In the 13 years since the commission’s report, we have continued to become a more ethnically heterogeneous nation. The percentage of high-school seniors taking the S.A.T. has increased from 33 percent in 1973 to 40 percent in 1990 (one might think that dipping this much further into the talent pool alone would lower the scores.) The percentage of minority test takers has at least doubled. A larger percentage of our population has sunk below the barbarous official poverty line ($12,750 for a family of four). In many families, both parents work (if, indeed, there are two parents) and are less involved with the school, less able to assist their children. Given the increase in adverse conditions, one might certainly expect to see sat averages falling further still. And what has, in fact, happened to the averages? The verbal score has declined by a meager three points, the math score has risen by six points.

Suppose we had a group of S.A.T. takers in 1990 identical to the original 1941 group. How would they score? We can’t answer that exactly, since we do not know the exact character of the 1941 sample. But we can make approximations. We can reasonably assume that this group was all white and largely male. In 1990, whites scored 446 verbal, 491 math. About 52 percent of this group were women, who score lower than men on both tests.

If we further assume that the 1941 S.A.T. takers were themselves the scions of college graduates, the averages go up: in 1990, white students from homes where at least one parent had a bachelor’s degree scored 454 verbal, 505 math. For those who came from homes where at least one parent had a graduate degree, the scores rise to 484 and 534, respectively. In sum, as you get close to the demographic characteristics of the 1941 standard, you get very close to the original 500 that they averaged--and may even surpass them.

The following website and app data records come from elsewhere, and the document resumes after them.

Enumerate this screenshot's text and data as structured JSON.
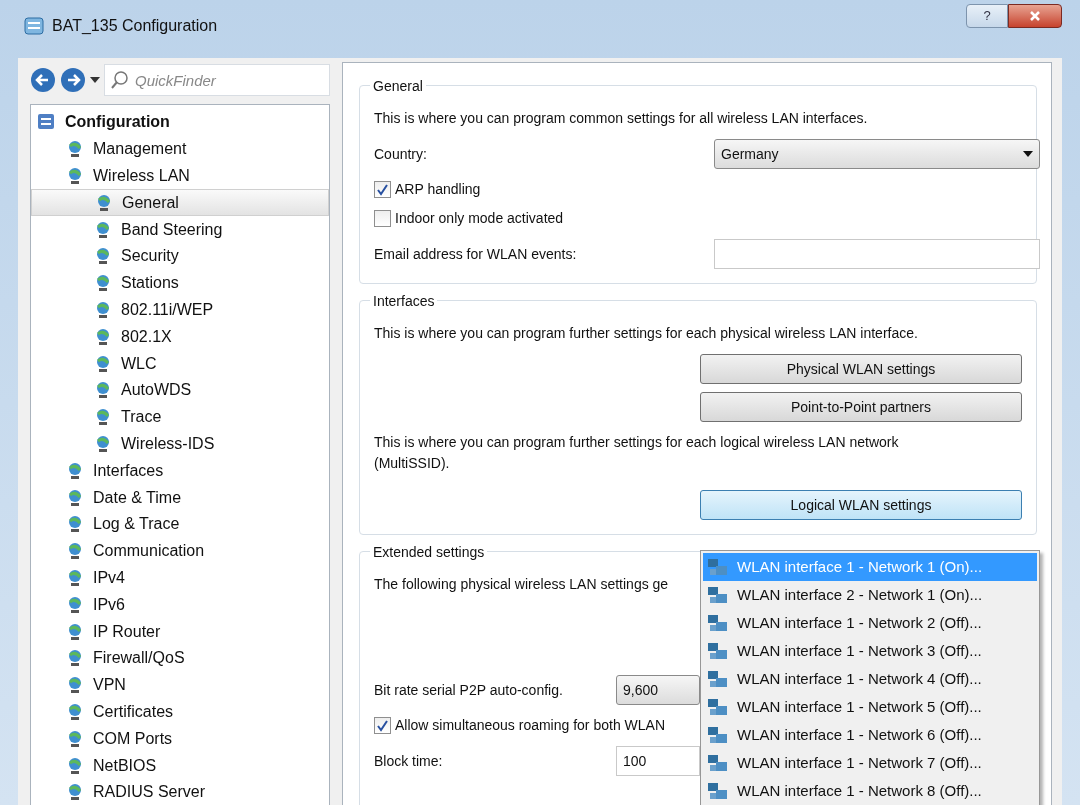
{
  "window": {
    "title": "BAT_135 Configuration",
    "help_button": "?"
  },
  "toolbar": {
    "search": {
      "placeholder": "QuickFinder"
    }
  },
  "tree": [
    {
      "label": "Configuration",
      "selected": false,
      "children": [
        {
          "label": "Management",
          "selected": false
        },
        {
          "label": "Wireless LAN",
          "selected": false,
          "children": [
            {
              "label": "General",
              "selected": true
            },
            {
              "label": "Band Steering",
              "selected": false
            },
            {
              "label": "Security",
              "selected": false
            },
            {
              "label": "Stations",
              "selected": false
            },
            {
              "label": "802.11i/WEP",
              "selected": false
            },
            {
              "label": "802.1X",
              "selected": false
            },
            {
              "label": "WLC",
              "selected": false
            },
            {
              "label": "AutoWDS",
              "selected": false
            },
            {
              "label": "Trace",
              "selected": false
            },
            {
              "label": "Wireless-IDS",
              "selected": false
            }
          ]
        },
        {
          "label": "Interfaces",
          "selected": false
        },
        {
          "label": "Date & Time",
          "selected": false
        },
        {
          "label": "Log & Trace",
          "selected": false
        },
        {
          "label": "Communication",
          "selected": false
        },
        {
          "label": "IPv4",
          "selected": false
        },
        {
          "label": "IPv6",
          "selected": false
        },
        {
          "label": "IP Router",
          "selected": false
        },
        {
          "label": "Firewall/QoS",
          "selected": false
        },
        {
          "label": "VPN",
          "selected": false
        },
        {
          "label": "Certificates",
          "selected": false
        },
        {
          "label": "COM Ports",
          "selected": false
        },
        {
          "label": "NetBIOS",
          "selected": false
        },
        {
          "label": "RADIUS Server",
          "selected": false
        }
      ]
    }
  ],
  "general": {
    "legend": "General",
    "description": "This is where you can program common settings for all wireless LAN interfaces.",
    "country": {
      "label": "Country:",
      "value": "Germany"
    },
    "checkboxes": [
      {
        "label": "ARP handling",
        "checked": true
      },
      {
        "label": "Indoor only mode activated",
        "checked": false
      }
    ],
    "email": {
      "label": "Email address for WLAN events:"
    }
  },
  "interfaces": {
    "legend": "Interfaces",
    "description_physical": "This is where you can program further settings for each physical wireless LAN interface.",
    "physical_buttons": [
      {
        "label": "Physical WLAN settings",
        "focused": false
      },
      {
        "label": "Point-to-Point partners",
        "focused": false
      }
    ],
    "description_logical": "This is where you can program further settings for each logical wireless LAN network (MultiSSID).",
    "logical_button": {
      "label": "Logical WLAN settings",
      "focused": true
    }
  },
  "extended": {
    "legend": "Extended settings",
    "description": "The following physical wireless LAN settings ge",
    "bitrate": {
      "label": "Bit rate serial P2P auto-config.",
      "value": "9,600"
    },
    "roaming": {
      "label": "Allow simultaneous roaming for both WLAN",
      "checked": true
    },
    "block_time": {
      "label": "Block time:",
      "value": "100"
    }
  },
  "menu": [
    {
      "label": "WLAN interface 1 - Network 1 (On)...",
      "selected": true
    },
    {
      "label": "WLAN interface 2 - Network 1 (On)...",
      "selected": false
    },
    {
      "label": "WLAN interface 1 - Network 2 (Off)...",
      "selected": false
    },
    {
      "label": "WLAN interface 1 - Network 3 (Off)...",
      "selected": false
    },
    {
      "label": "WLAN interface 1 - Network 4 (Off)...",
      "selected": false
    },
    {
      "label": "WLAN interface 1 - Network 5 (Off)...",
      "selected": false
    },
    {
      "label": "WLAN interface 1 - Network 6 (Off)...",
      "selected": false
    },
    {
      "label": "WLAN interface 1 - Network 7 (Off)...",
      "selected": false
    },
    {
      "label": "WLAN interface 1 - Network 8 (Off)...",
      "selected": false
    }
  ]
}
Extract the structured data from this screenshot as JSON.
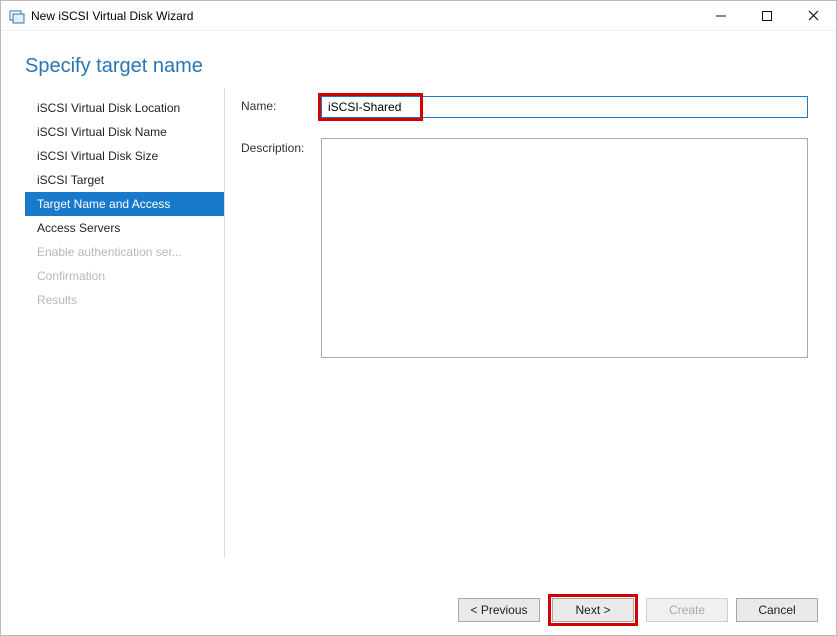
{
  "window": {
    "title": "New iSCSI Virtual Disk Wizard"
  },
  "header": "Specify target name",
  "sidebar": {
    "items": [
      {
        "label": "iSCSI Virtual Disk Location",
        "state": "enabled"
      },
      {
        "label": "iSCSI Virtual Disk Name",
        "state": "enabled"
      },
      {
        "label": "iSCSI Virtual Disk Size",
        "state": "enabled"
      },
      {
        "label": "iSCSI Target",
        "state": "enabled"
      },
      {
        "label": "Target Name and Access",
        "state": "selected"
      },
      {
        "label": "Access Servers",
        "state": "enabled"
      },
      {
        "label": "Enable authentication ser...",
        "state": "disabled"
      },
      {
        "label": "Confirmation",
        "state": "disabled"
      },
      {
        "label": "Results",
        "state": "disabled"
      }
    ]
  },
  "form": {
    "name_label": "Name:",
    "name_value": "iSCSI-Shared",
    "description_label": "Description:",
    "description_value": ""
  },
  "footer": {
    "previous": "< Previous",
    "next": "Next >",
    "create": "Create",
    "cancel": "Cancel"
  }
}
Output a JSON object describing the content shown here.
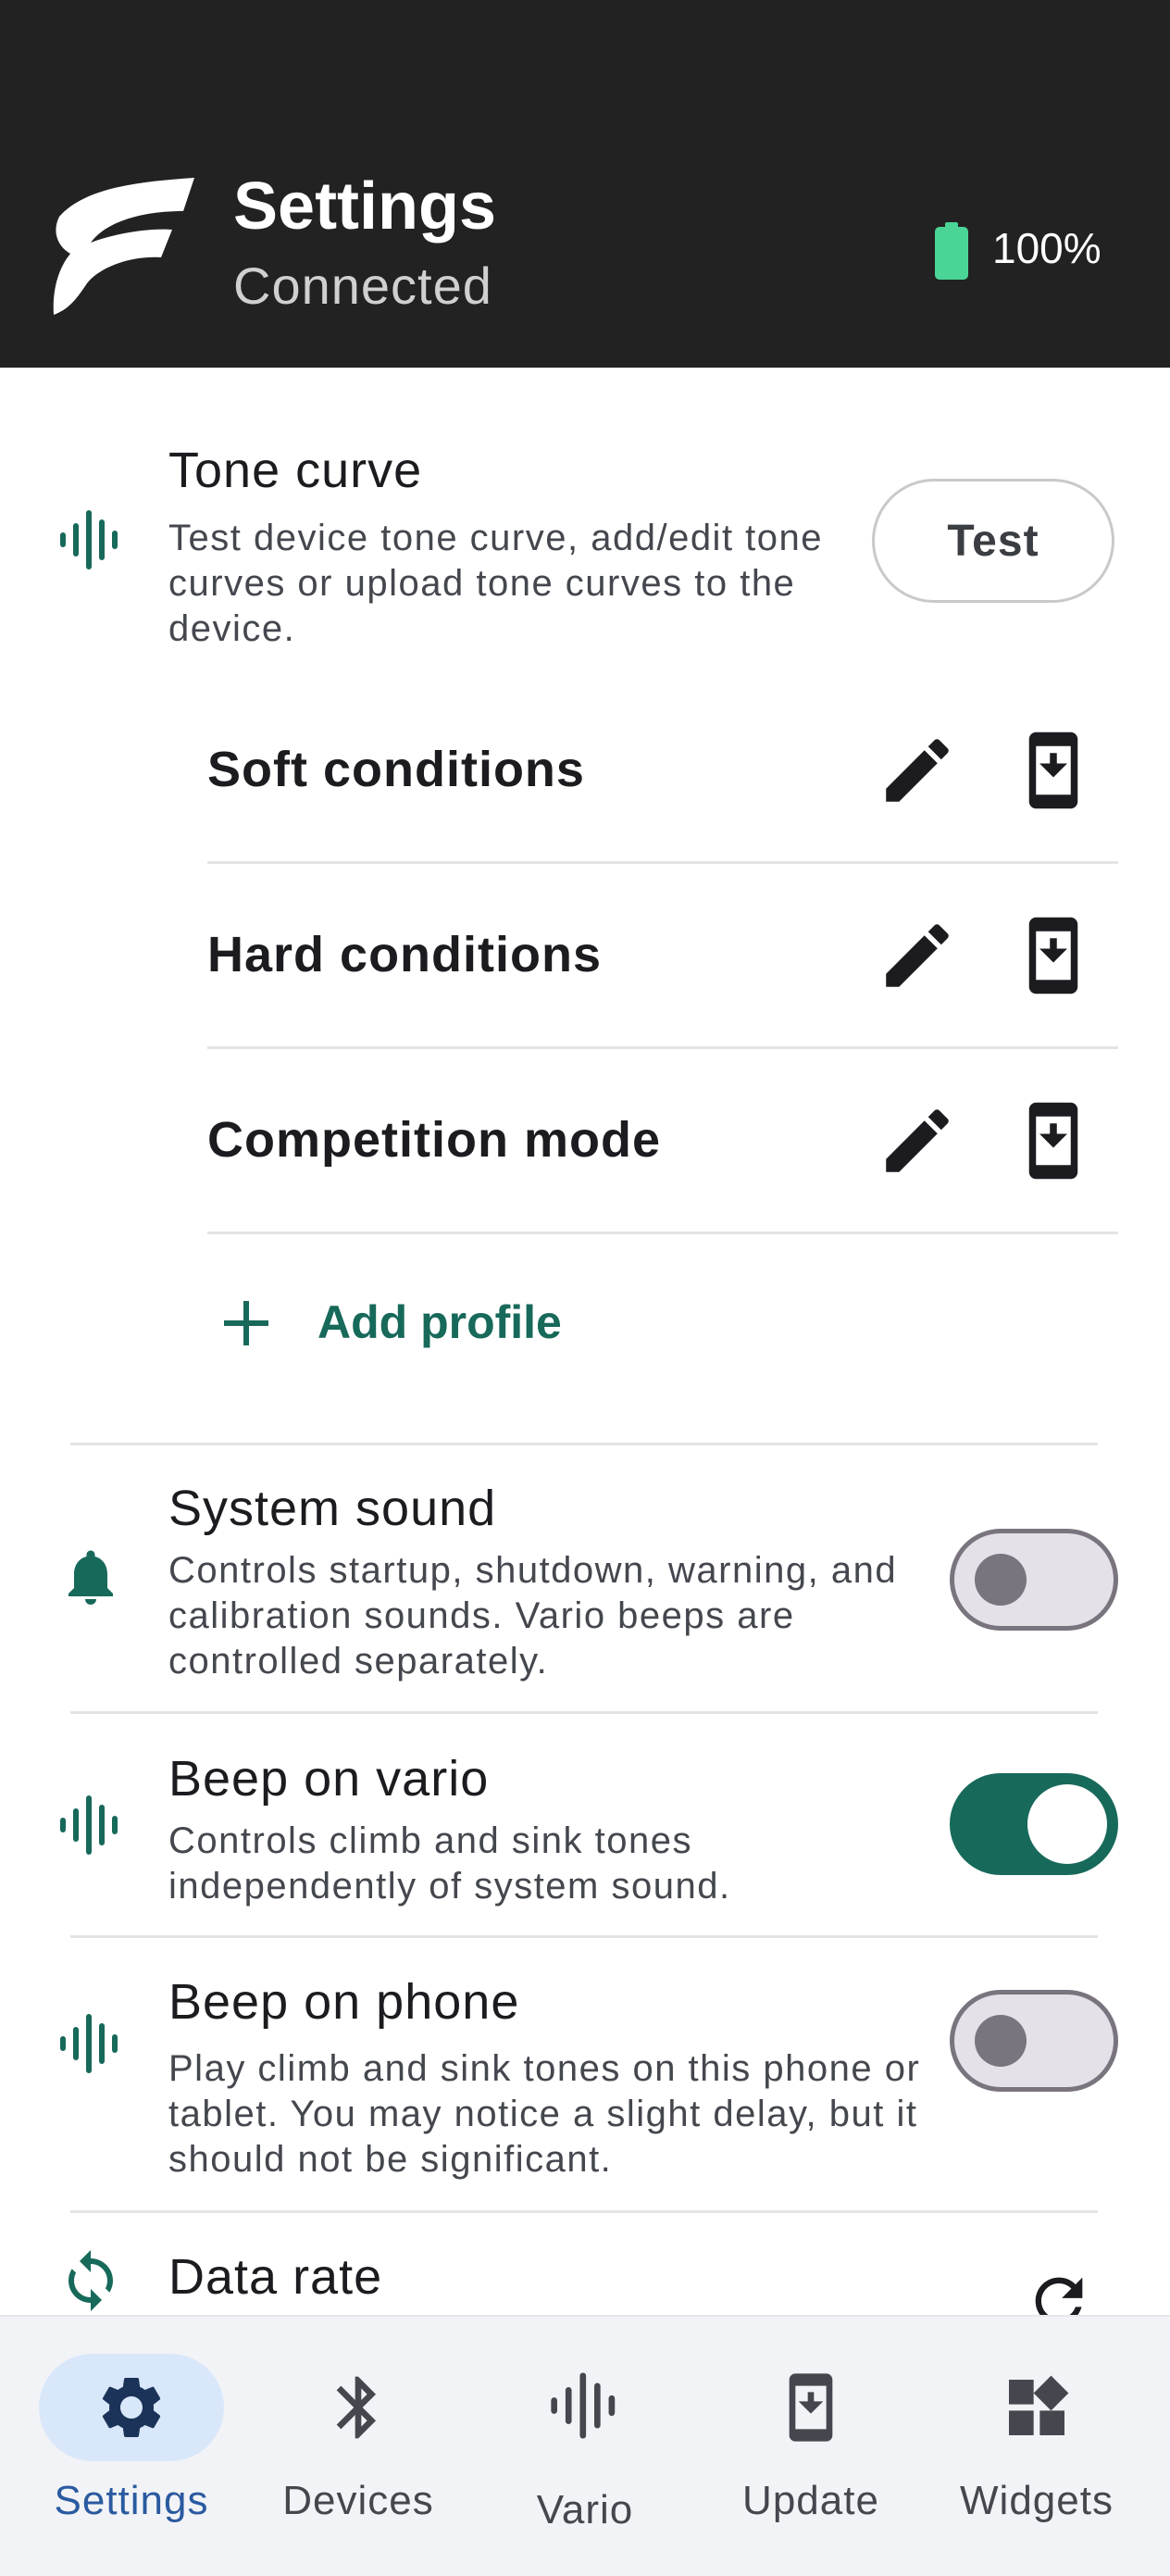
{
  "header": {
    "title": "Settings",
    "status": "Connected",
    "battery": "100%",
    "battery_color": "#4ad597",
    "logo_icon": "brand-logo"
  },
  "tone_curve": {
    "title": "Tone curve",
    "description": "Test device tone curve, add/edit tone curves or upload tone curves to the device.",
    "test_button": "Test",
    "icon": "waveform-icon",
    "profiles": [
      {
        "name": "Soft conditions"
      },
      {
        "name": "Hard conditions"
      },
      {
        "name": "Competition mode"
      }
    ],
    "add_profile_label": "Add profile"
  },
  "settings": [
    {
      "title": "System sound",
      "description": "Controls startup, shutdown, warning, and calibration sounds. Vario beeps are controlled separately.",
      "icon": "bell-icon",
      "enabled": false
    },
    {
      "title": "Beep on vario",
      "description": "Controls climb and sink tones independently of system sound.",
      "icon": "waveform-icon",
      "enabled": true
    },
    {
      "title": "Beep on phone",
      "description": "Play climb and sink tones on this phone or tablet. You may notice a slight delay, but it should not be significant.",
      "icon": "waveform-icon",
      "enabled": false
    },
    {
      "title": "Data rate",
      "icon": "sync-icon"
    }
  ],
  "nav": {
    "active": "Settings",
    "items": [
      {
        "label": "Settings",
        "icon": "gear-icon"
      },
      {
        "label": "Devices",
        "icon": "bluetooth-icon"
      },
      {
        "label": "Vario",
        "icon": "waveform-icon"
      },
      {
        "label": "Update",
        "icon": "phone-download-icon"
      },
      {
        "label": "Widgets",
        "icon": "widgets-icon"
      }
    ]
  },
  "colors": {
    "accent": "#17695a",
    "header_bg": "#222222",
    "nav_active_pill": "#d9e7fb",
    "nav_active_text": "#2a5aa0"
  }
}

Yes, we may have to achieve more in education in the future to compete internationally. Yes, television may turn children into aliterates. Yes, our children may not know geography or the dates of historical events (which strongly suggests they weren’t taught, since kids, even our putative ignoramuses, tend to learn what they’re taught). But on those skills tapped by the S.A.T., students continue to perform better than we have any right or reason to expect.

Why, then, do politicians, journalists, even some educators continue to use the S.A.T. as a club to beat up on education? Beats me. When people persist in a course of action in spite of evidence to the contrary, it suggests ulterior motives.

Obviously, there is a dark side to the data presented above: If we take it that the skills on the S.A.T. are important, and they are strongly correlated with success in college, it means that we have not brought our dominant minorities, blacks and Hispanics, into the mainstream of academic culture. (Those who would explain the differences among ethnic groups in terms of “bias” are left with the difficult job of explaining the extraordinary performance of Asians, 43 percent of whom in 1990 still said English was not their native language.)

To say that today’s white students score well in comparison to an elite of 50 years ago is not to say there aren’t major problems in bringing minorities into full participation. But that’s quite a different focus than using scores, as many are wont to do, to paint all of education unthinkingly with the tar brush of failure.

A version of this article appeared in the November 21, 1990 edition of Education Week as S.A.T. Scores: Miserable or Miraculous?